In our current information rich environment, general platitudes about performance and service will increasingly be insufficient for the savvy prospect (and, since the savvy prospect is more likely to have substantial assets to manage, the savvy prospect should be a primary target). The internet being what it is (for good and for ill), it is unreasonable to expect general claims about how good you are to go unchallenged. With markets today being especially difficult and volatile, those challenges are likely to be more pronounced. Making money in this environment is tough; acquiring money to manage is tough too.
As pointed out by The Wall Street Journal yesterday, few money managers outperform over a significant length of time.
Over the past 15 years, only 42% of large-cap stock funds have beaten the S&P 500 (according to Morningstar and not accounting for survivorship bias). Moreover, persistence is a problem too. Just 12% of the large-cap funds that landed in the top 25% during 2001-2006 period also landed in the top 25% over the subsequent five years, according to S&P. And over the five years ended September 30, 2011, only 6% of all U.S. stock funds held onto a top-half ranking for five straight 12-month periods.
That should mean that your elevator speech must be crafted to deal with what the savvy prospect may know about how tough our job is. Because if we’re going to be paid, we need to be prepared to earn our money. That requires that we have a ready explanation for how we are different from the norm — in terms of performance, risk management and service (both the kind that is responsive, communicative and helpful and the kind that helps clients stick to a good plan when animal spirits attack).

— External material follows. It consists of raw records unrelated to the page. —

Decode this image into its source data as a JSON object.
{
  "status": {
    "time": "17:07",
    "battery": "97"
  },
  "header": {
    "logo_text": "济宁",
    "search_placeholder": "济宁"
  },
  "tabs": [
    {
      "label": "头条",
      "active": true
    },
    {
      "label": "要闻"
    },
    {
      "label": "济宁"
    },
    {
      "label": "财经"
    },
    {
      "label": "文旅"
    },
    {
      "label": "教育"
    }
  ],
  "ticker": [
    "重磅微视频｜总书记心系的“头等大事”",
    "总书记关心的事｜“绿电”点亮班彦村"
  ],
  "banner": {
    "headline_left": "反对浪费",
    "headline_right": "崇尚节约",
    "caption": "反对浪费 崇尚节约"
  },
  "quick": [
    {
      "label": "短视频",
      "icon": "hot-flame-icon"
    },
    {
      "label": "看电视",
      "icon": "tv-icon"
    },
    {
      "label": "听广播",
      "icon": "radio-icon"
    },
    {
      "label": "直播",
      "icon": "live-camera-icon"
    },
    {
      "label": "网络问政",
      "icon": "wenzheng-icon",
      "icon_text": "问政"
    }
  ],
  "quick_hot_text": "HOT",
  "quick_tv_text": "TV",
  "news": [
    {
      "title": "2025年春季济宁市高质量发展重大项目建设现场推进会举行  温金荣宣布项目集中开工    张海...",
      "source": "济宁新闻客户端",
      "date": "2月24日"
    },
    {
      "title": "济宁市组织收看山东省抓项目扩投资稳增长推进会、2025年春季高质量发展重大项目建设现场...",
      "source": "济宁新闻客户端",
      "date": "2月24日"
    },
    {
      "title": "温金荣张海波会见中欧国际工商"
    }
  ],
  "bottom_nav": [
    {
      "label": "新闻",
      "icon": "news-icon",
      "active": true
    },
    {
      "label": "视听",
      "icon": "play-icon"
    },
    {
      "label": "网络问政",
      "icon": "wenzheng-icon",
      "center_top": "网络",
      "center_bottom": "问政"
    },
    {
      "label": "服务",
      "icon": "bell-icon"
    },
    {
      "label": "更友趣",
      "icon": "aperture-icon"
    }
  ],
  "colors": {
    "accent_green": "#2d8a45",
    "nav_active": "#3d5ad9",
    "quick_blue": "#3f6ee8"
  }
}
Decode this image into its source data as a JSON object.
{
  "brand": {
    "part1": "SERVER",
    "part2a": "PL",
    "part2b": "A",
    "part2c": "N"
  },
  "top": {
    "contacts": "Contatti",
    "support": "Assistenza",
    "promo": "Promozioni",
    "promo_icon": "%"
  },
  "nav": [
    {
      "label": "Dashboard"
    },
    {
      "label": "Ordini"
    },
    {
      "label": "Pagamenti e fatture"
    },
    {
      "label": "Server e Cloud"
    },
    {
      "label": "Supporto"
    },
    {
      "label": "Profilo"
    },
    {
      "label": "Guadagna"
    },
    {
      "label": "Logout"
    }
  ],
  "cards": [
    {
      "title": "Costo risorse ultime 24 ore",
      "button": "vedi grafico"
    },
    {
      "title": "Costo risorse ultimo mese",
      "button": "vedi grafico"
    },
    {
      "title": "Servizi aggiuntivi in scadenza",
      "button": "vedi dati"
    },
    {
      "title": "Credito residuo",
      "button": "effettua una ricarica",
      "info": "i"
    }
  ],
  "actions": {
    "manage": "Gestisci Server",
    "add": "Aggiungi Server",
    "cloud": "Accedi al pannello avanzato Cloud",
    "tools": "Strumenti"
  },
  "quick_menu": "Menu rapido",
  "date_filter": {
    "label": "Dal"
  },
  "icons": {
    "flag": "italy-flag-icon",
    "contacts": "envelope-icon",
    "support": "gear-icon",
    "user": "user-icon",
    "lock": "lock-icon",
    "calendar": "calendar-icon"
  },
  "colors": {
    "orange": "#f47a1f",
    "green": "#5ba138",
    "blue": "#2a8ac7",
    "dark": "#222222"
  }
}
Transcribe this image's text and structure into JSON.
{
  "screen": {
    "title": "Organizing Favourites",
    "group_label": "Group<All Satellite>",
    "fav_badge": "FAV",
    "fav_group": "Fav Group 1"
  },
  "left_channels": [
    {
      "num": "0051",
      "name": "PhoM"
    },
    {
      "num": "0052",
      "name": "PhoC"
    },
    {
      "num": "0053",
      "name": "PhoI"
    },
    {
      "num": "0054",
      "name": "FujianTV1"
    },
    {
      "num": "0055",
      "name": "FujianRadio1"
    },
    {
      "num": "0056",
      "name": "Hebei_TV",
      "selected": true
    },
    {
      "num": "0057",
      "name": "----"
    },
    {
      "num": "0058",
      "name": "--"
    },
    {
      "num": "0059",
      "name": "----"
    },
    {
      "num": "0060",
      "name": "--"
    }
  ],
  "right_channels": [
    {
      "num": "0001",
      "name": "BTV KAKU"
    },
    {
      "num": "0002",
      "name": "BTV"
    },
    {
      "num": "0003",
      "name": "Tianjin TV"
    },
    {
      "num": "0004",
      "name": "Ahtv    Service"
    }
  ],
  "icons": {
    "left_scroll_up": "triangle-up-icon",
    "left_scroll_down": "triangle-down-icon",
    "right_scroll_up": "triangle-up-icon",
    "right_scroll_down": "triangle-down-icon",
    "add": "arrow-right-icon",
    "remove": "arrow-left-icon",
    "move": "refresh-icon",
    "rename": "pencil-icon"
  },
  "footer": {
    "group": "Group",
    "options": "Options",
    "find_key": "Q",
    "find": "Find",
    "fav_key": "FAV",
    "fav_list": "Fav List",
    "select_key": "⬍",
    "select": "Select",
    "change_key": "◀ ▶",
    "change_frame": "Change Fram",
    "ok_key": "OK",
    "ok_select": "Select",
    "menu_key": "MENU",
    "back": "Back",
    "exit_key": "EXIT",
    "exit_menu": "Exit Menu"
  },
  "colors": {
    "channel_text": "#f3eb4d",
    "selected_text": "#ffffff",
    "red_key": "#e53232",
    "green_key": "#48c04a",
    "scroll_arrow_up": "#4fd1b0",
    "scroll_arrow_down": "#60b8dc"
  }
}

Does your elevator speech include such elements? I doubt it. But it should.